I tried not to have too many preconceptions before coming to Afghanistan, but this was difficult considering the news tends to focus on the poverty there, the instability of the country, or how many British soldiers have been casualties of insurgent actions.
However, when I spoke to anyone who had actually spent time in Afghanistan, they prepared me for the very different picture which emerged when I arrived. There is a vibrancy there that I have not experienced anywhere else, and Afghans break so readily into smiles that it is contagious.
I experienced an earthquake and heard explosions in the distance, but I also attended the opening of a cultural centre, visited Kabul’s old city, travelled to a trade fair with students preparing to showcase their work, got involved in the set up and running of an arts and crafts exhibition, hiked in the hills and valleys surrounding Istalif and, most importantly, spent time with the jewellery and gem-cutting students at the Turquoise Mountain Institute.
I watched students doing intricate Nuristani woodcarving, the elaborate Islamic patterns in traditional calligraphy styles, saw them cutting and faceting lapis on traditional gem-cutting machinery, and fabricating elaborate Turkoman style jewellery.
I was truly blown away by the level of craftsmanship that I witnessed in my time in Kabul. It was great to experience different approaches to craft practices, and students and staff took a keen interest in my approach to working and my perspective of the design process. The students told me how much they enjoyed the design workshops, and I felt that it really gave them the opportunity to let their creativity flourish.
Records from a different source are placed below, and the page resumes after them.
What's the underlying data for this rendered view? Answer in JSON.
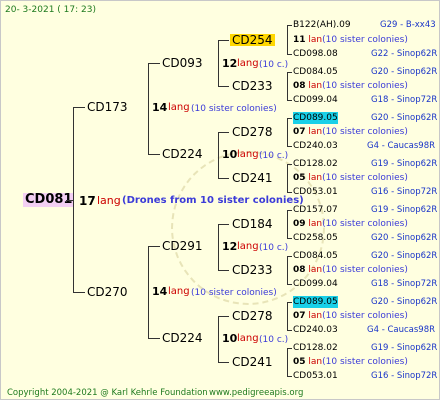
{
  "header": {
    "date": "20-  3-2021  (  17:  23)"
  },
  "root": {
    "name": "CD081",
    "gen_num": "17",
    "lang": "lang",
    "note": "(Drones from 10 sister colonies)"
  },
  "level1": [
    {
      "name": "CD173",
      "num": "14",
      "lang": "lang",
      "note": "(10 sister colonies)"
    },
    {
      "name": "CD270",
      "num": "14",
      "lang": "lang",
      "note": "(10 sister colonies)"
    }
  ],
  "level2": [
    {
      "name": "CD093",
      "num": "12",
      "lang": "lang",
      "note": "(10 c.)"
    },
    {
      "name": "CD224",
      "num": "10",
      "lang": "lang",
      "note": "(10 c.)"
    },
    {
      "name": "CD291",
      "num": "12",
      "lang": "lang",
      "note": "(10 c.)"
    },
    {
      "name": "CD224",
      "num": "10",
      "lang": "lang",
      "note": "(10 c.)"
    }
  ],
  "level3": [
    {
      "name": "CD254",
      "num": "11",
      "lang": "lan",
      "note": "(10 sister colonies)"
    },
    {
      "name": "CD233",
      "num": "08",
      "lang": "lan",
      "note": "(10 sister colonies)"
    },
    {
      "name": "CD278",
      "num": "07",
      "lang": "lan",
      "note": "(10 sister colonies)"
    },
    {
      "name": "CD241",
      "num": "05",
      "lang": "lan",
      "note": "(10 sister colonies)"
    },
    {
      "name": "CD184",
      "num": "09",
      "lang": "lan",
      "note": "(10 sister colonies)"
    },
    {
      "name": "CD233",
      "num": "08",
      "lang": "lan",
      "note": "(10 sister colonies)"
    },
    {
      "name": "CD278",
      "num": "07",
      "lang": "lan",
      "note": "(10 sister colonies)"
    },
    {
      "name": "CD241",
      "num": "05",
      "lang": "lan",
      "note": "(10 sister colonies)"
    }
  ],
  "leaves": [
    {
      "name": "B122(AH).09",
      "code": "G29 - B-xx43"
    },
    {
      "name": "CD098.08",
      "code": "G22 - Sinop62R"
    },
    {
      "name": "CD084.05",
      "code": "G20 - Sinop62R"
    },
    {
      "name": "CD099.04",
      "code": "G18 - Sinop72R"
    },
    {
      "name": "CD089.05",
      "code": "G20 - Sinop62R"
    },
    {
      "name": "CD240.03",
      "code": "G4 - Caucas98R"
    },
    {
      "name": "CD128.02",
      "code": "G19 - Sinop62R"
    },
    {
      "name": "CD053.01",
      "code": "G16 - Sinop72R"
    },
    {
      "name": "CD157.07",
      "code": "G19 - Sinop62R"
    },
    {
      "name": "CD258.05",
      "code": "G20 - Sinop62R"
    },
    {
      "name": "CD084.05",
      "code": "G20 - Sinop62R"
    },
    {
      "name": "CD099.04",
      "code": "G18 - Sinop72R"
    },
    {
      "name": "CD089.05",
      "code": "G20 - Sinop62R"
    },
    {
      "name": "CD240.03",
      "code": "G4 - Caucas98R"
    },
    {
      "name": "CD128.02",
      "code": "G19 - Sinop62R"
    },
    {
      "name": "CD053.01",
      "code": "G16 - Sinop72R"
    }
  ],
  "footer": {
    "copyright": "Copyright 2004-2021 @ Karl Kehrle Foundation",
    "site": "www.pedigreeapis.org"
  },
  "colors": {
    "background": "#ffffe0",
    "root_highlight": "#f3cff3",
    "yellow_highlight": "#ffd700",
    "cyan_highlight": "#19d0e8",
    "lang": "#cc0000",
    "note": "#3b3bd8",
    "code": "#1a35c8",
    "footer": "#1e7a1e"
  }
}
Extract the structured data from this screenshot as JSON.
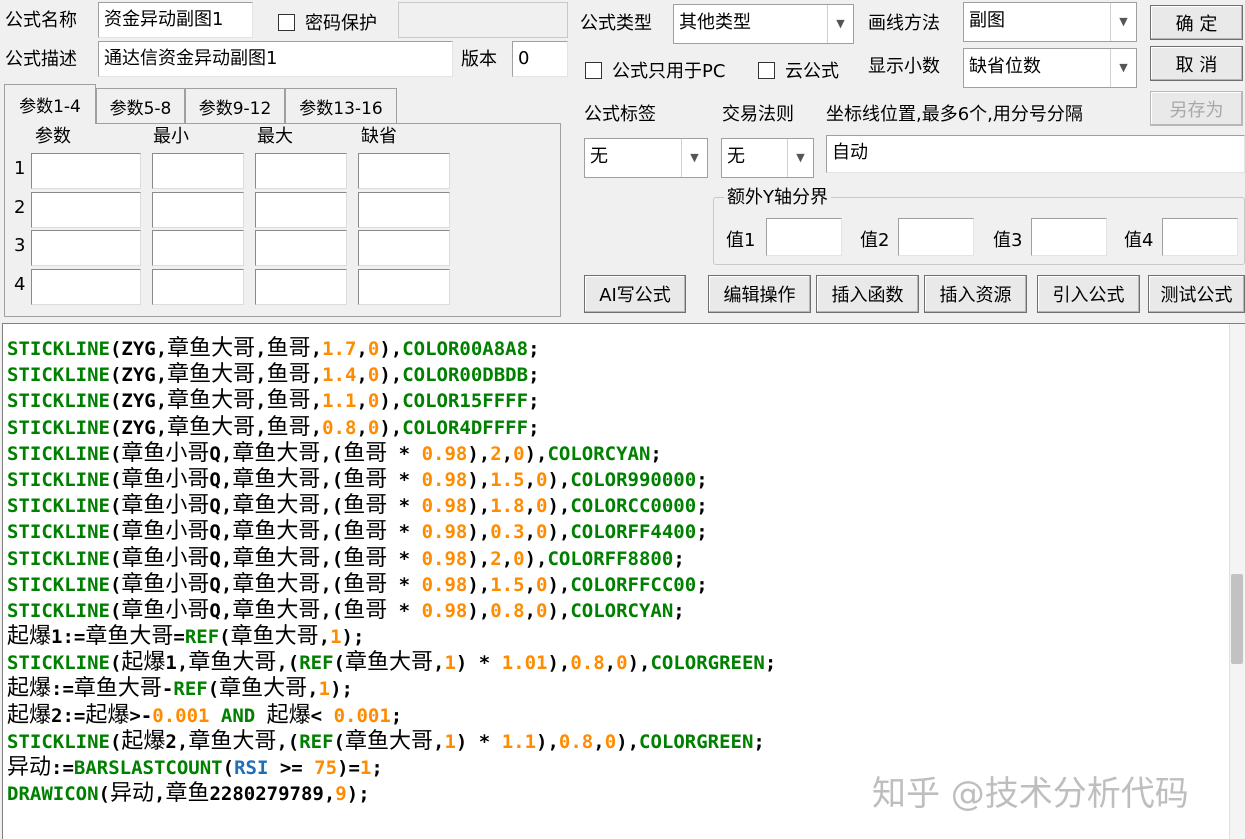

I am so grateful to the British Council and Turquoise Mountain for my time at the Institute for Afghan Arts and Architecture. Not only was it a fascinating insight into the rejuvenation of a strong historical arts and crafts tradition in Afghanistan, but it enabled me to meet some individuals who are truly committed to their craft.